──────── Information ────────

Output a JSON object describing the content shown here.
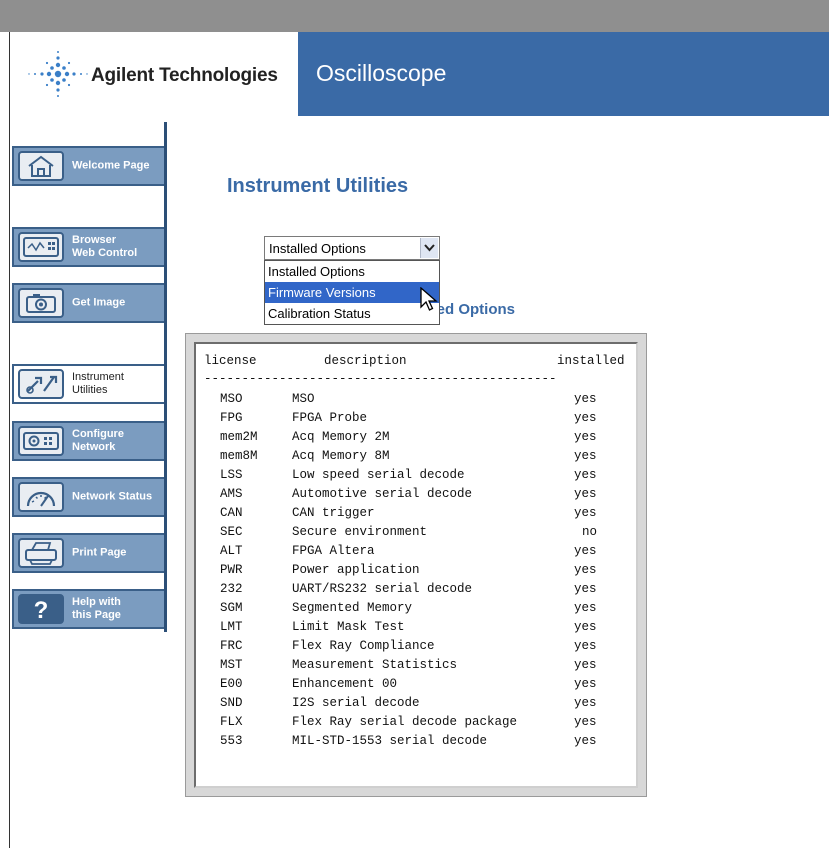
{
  "header": {
    "company": "Agilent Technologies",
    "product": "Oscilloscope"
  },
  "sidebar": {
    "items": [
      {
        "label_line1": "Welcome Page",
        "label_line2": "",
        "icon": "house-icon",
        "active": false
      },
      {
        "label_line1": "Browser",
        "label_line2": "Web Control",
        "icon": "scope-panel-icon",
        "active": false
      },
      {
        "label_line1": "Get Image",
        "label_line2": "",
        "icon": "camera-icon",
        "active": false
      },
      {
        "label_line1": "Instrument",
        "label_line2": "Utilities",
        "icon": "tools-icon",
        "active": true
      },
      {
        "label_line1": "Configure",
        "label_line2": "Network",
        "icon": "network-config-icon",
        "active": false
      },
      {
        "label_line1": "Network Status",
        "label_line2": "",
        "icon": "gauge-icon",
        "active": false
      },
      {
        "label_line1": "Print Page",
        "label_line2": "",
        "icon": "printer-icon",
        "active": false
      },
      {
        "label_line1": "Help with",
        "label_line2": "this Page",
        "icon": "help-icon",
        "active": false
      }
    ]
  },
  "main": {
    "title": "Instrument Utilities",
    "select": {
      "value": "Installed Options",
      "options": [
        "Installed Options",
        "Firmware Versions",
        "Calibration Status"
      ],
      "highlighted": "Firmware Versions"
    },
    "section_label": "alled Options",
    "table": {
      "headers": {
        "license": "license",
        "description": "description",
        "installed": "installed"
      },
      "rule": "-----------------------------------------------",
      "rows": [
        {
          "license": "MSO",
          "description": "MSO",
          "installed": "yes"
        },
        {
          "license": "FPG",
          "description": "FPGA Probe",
          "installed": "yes"
        },
        {
          "license": "mem2M",
          "description": "Acq Memory 2M",
          "installed": "yes"
        },
        {
          "license": "mem8M",
          "description": "Acq Memory 8M",
          "installed": "yes"
        },
        {
          "license": "LSS",
          "description": "Low speed serial decode",
          "installed": "yes"
        },
        {
          "license": "AMS",
          "description": "Automotive serial decode",
          "installed": "yes"
        },
        {
          "license": "CAN",
          "description": "CAN trigger",
          "installed": "yes"
        },
        {
          "license": "SEC",
          "description": "Secure environment",
          "installed": "no"
        },
        {
          "license": "ALT",
          "description": "FPGA Altera",
          "installed": "yes"
        },
        {
          "license": "PWR",
          "description": "Power application",
          "installed": "yes"
        },
        {
          "license": "232",
          "description": "UART/RS232 serial decode",
          "installed": "yes"
        },
        {
          "license": "SGM",
          "description": "Segmented Memory",
          "installed": "yes"
        },
        {
          "license": "LMT",
          "description": "Limit Mask Test",
          "installed": "yes"
        },
        {
          "license": "FRC",
          "description": "Flex Ray Compliance",
          "installed": "yes"
        },
        {
          "license": "MST",
          "description": "Measurement Statistics",
          "installed": "yes"
        },
        {
          "license": "E00",
          "description": "Enhancement 00",
          "installed": "yes"
        },
        {
          "license": "SND",
          "description": "I2S serial decode",
          "installed": "yes"
        },
        {
          "license": "FLX",
          "description": "Flex Ray serial decode package",
          "installed": "yes"
        },
        {
          "license": "553",
          "description": "MIL-STD-1553 serial decode",
          "installed": "yes"
        }
      ]
    }
  }
}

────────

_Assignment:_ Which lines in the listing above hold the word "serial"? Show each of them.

_Task response:_
          "description": "Low speed serial decode",
          "description": "Automotive serial decode",
          "description": "UART/RS232 serial decode",
          "description": "I2S serial decode",
          "description": "Flex Ray serial decode package",
          "description": "MIL-STD-1553 serial decode",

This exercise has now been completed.